  • The basics Well to start out, this might should be crosslinked in the computer security section, but I'm putting it in commentary primarily to catch those who might not typically look at computer security. First, why should you care about keeping your computer secure? I've heard people ask something like this. Usually......
  • Linux Software Raid Notes - Replacing Drives This post is going to be somewhat of a "link dump" for me of some pages that I've been perusing lately. After playing with RT (request tracker) - I added a few ticket items for the home network. Now, if you've been a longtime reader and sorted through ALL of......
Blog Traffic Exchange Related Websites
  • Rebit Inc. Try Rebit 5 Backup Software - Free for 30 DaysRebit Inc. is a software company committed to delivering fully-automatic and complete PC backup and recovery, removing the burden of managing backup from users. Rebit was named a 2009 and 2010 CRN Emerging Vendor by Computer Reseller News, and Rebit......
  • Hard Drive Data Recovery And Benefits Of Saving Files A hard drive data recovery is utilized to get back the important files from a corrupt or defective hard drive. The most usual issue that this occurs is when the computer is freezing up and becomes not responsive, sometimes the system is restarting continuously or the system is shutting......
  • 3 Reasons to Use Coin Software with Your Collection Just like every other industry, the coin collecting industry has gone high tech. You can buy and sell coins online. You can also use software to grade and keep track of the value of your collection. There are those out there who are resistant to these changes. They prefer the......
www.pdf24.org    Send article as PDF   

Similar Posts


See what happened this day in history from either BBC Wikipedia
Search:
Keywords:
Amazon Logo

One Response to “Another entry on DBAN (boot disk to securely wipe a hard drive)”

  1. Windows XP laptop computers Says:


    Windows XP laptop computers…

    I have a new computer but I need to recover data from a crashed computer. How do I accomplish that???…

  2. flip ultrahd camcorder 120 minutes Says:


    flip ultrahd camcorder 120 minutes…
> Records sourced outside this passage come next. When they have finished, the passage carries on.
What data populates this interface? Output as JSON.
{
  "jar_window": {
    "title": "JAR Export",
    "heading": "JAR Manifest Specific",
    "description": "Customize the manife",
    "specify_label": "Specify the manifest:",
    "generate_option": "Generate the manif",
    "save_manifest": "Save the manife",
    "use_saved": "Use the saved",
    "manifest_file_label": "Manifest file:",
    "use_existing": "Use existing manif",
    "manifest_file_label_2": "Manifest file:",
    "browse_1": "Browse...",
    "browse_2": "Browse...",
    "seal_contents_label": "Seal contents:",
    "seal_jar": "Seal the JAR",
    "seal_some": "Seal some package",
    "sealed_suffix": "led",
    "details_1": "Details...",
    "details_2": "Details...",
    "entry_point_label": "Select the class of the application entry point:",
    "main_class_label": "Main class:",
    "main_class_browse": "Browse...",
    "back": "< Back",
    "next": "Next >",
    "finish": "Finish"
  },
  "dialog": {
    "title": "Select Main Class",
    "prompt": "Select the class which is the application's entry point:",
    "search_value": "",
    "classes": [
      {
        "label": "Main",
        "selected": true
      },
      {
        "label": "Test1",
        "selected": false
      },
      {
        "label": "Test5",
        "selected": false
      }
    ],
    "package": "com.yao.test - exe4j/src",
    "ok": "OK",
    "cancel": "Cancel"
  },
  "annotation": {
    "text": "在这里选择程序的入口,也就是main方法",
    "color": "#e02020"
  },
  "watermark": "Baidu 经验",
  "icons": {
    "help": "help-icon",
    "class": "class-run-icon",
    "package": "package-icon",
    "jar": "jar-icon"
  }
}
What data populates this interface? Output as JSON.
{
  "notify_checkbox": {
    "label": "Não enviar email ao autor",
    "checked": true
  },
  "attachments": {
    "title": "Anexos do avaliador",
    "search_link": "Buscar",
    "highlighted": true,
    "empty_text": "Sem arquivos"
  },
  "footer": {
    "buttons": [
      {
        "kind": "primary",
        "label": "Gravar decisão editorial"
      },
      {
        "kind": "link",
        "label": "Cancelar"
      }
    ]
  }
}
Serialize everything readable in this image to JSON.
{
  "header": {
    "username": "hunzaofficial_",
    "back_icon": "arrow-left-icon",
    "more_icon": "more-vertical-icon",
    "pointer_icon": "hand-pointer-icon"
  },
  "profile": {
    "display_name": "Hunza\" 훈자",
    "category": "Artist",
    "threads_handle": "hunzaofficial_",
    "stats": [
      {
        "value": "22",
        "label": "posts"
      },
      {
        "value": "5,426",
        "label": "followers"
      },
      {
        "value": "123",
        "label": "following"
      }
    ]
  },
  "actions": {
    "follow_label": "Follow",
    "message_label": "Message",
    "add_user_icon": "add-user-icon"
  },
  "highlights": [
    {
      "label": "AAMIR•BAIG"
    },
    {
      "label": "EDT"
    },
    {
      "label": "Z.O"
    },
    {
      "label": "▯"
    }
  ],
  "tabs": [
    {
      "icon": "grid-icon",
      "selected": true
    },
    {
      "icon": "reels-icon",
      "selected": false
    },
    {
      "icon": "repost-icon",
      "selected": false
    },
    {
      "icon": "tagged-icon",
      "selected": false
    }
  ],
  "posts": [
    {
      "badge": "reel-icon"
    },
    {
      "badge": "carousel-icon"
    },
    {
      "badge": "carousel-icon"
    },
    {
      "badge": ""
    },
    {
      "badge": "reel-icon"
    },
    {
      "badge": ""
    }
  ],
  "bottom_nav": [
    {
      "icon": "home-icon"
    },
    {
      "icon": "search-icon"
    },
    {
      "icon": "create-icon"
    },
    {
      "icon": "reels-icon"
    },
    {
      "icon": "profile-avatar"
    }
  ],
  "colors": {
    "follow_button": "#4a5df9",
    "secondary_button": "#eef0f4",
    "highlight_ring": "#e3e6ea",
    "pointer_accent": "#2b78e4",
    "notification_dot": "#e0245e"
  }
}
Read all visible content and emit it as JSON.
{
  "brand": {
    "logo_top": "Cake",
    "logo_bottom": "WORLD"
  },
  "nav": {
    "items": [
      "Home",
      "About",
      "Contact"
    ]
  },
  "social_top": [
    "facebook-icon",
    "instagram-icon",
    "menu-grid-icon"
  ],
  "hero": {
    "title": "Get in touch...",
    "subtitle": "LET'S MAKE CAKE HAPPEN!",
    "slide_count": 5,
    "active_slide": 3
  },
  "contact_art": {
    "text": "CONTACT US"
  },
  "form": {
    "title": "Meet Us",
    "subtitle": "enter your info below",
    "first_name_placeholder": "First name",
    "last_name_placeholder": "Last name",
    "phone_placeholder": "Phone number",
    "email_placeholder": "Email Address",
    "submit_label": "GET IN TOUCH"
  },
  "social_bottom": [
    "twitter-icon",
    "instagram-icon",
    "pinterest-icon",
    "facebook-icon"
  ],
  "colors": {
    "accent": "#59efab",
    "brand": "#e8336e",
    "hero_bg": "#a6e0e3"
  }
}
    Its sometimes hard to find something that combines quality and size. I have found the flip ultra HD cams to be the best solution….


Switch to our mobile site